I’ve been breathing again. Wednesday was a glorious day for our country and the fireworks at the end of the evening were spectacular. I’ve never been a great fireworks fan but these surpassed anything I’d ever seen before.
The next morning, as I was remembering the fireworks, I immediately thought of a special annual, Gomphrena ‘Fireworks’. Once you see a photo of this magenta annual, you will have no doubt about its naming. It has tons of strong, tall (3-4’) stems that are topped with exploding bursts of large blooms tipped with bright yellow. It’s a showstopper in the garden and a conversation piece when cut for a mixed bouquet. I have one client who can’t live without it.
I frequently read that magenta is an impossible color to work with but I say that is nonsense. In my last post, I mentioned that yellow is a happy color that makes you smile. I feel the same way about magenta. It is so vibrant that it just perks you up.
One of my favorite perennials is Geranium psilostemon. It’s a long bloomer, making its appearance in late May and continuing on stage throughout the summer.
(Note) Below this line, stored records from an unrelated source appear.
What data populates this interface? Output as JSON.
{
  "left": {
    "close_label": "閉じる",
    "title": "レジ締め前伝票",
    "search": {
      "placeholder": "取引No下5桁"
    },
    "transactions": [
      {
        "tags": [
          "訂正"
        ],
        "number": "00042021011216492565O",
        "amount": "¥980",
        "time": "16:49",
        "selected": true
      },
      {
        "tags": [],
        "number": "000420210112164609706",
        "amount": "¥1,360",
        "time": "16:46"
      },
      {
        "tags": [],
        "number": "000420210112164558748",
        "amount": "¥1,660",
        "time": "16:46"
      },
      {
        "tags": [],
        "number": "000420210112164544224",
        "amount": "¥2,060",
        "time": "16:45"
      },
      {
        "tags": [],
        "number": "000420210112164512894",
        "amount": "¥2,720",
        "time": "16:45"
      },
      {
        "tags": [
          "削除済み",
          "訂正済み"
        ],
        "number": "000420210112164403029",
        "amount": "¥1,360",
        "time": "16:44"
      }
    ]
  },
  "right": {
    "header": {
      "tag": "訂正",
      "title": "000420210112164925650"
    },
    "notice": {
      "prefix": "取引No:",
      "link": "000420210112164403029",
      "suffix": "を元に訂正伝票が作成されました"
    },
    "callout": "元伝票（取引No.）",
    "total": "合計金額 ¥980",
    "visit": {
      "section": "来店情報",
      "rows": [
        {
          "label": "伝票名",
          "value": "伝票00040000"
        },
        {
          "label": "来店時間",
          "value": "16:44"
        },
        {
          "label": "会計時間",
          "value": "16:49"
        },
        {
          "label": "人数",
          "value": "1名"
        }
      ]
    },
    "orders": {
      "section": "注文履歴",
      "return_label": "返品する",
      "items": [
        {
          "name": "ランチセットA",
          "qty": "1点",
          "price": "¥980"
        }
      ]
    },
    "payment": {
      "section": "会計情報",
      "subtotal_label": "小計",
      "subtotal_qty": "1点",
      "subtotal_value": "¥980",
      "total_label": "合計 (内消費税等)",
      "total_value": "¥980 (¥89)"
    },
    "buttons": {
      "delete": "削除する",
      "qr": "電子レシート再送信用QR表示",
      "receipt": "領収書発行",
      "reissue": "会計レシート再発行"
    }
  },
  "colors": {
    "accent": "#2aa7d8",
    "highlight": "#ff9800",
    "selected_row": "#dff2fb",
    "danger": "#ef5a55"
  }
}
Some will say that it is a pest because it seeds but it’s fairly easy to dig out and I love the way it winds itself through other perennials and bulbs.
Its magenta petals have a black center and usually stand two feet tall above very divided foliage. it’s a great mingler.
I’m a big fan of Allium nigrum and Allium atropurpureum but, if you take out the geranium from this composition, what’s left is fairly boring.
For a dose of early magenta, plant Hyacinthus ‘Woodstock’.
If you want year-round magenta, imitate the chairs in the garden of one of my clients.
As you can see, there’s more than one way to use magenta to perk up the garden.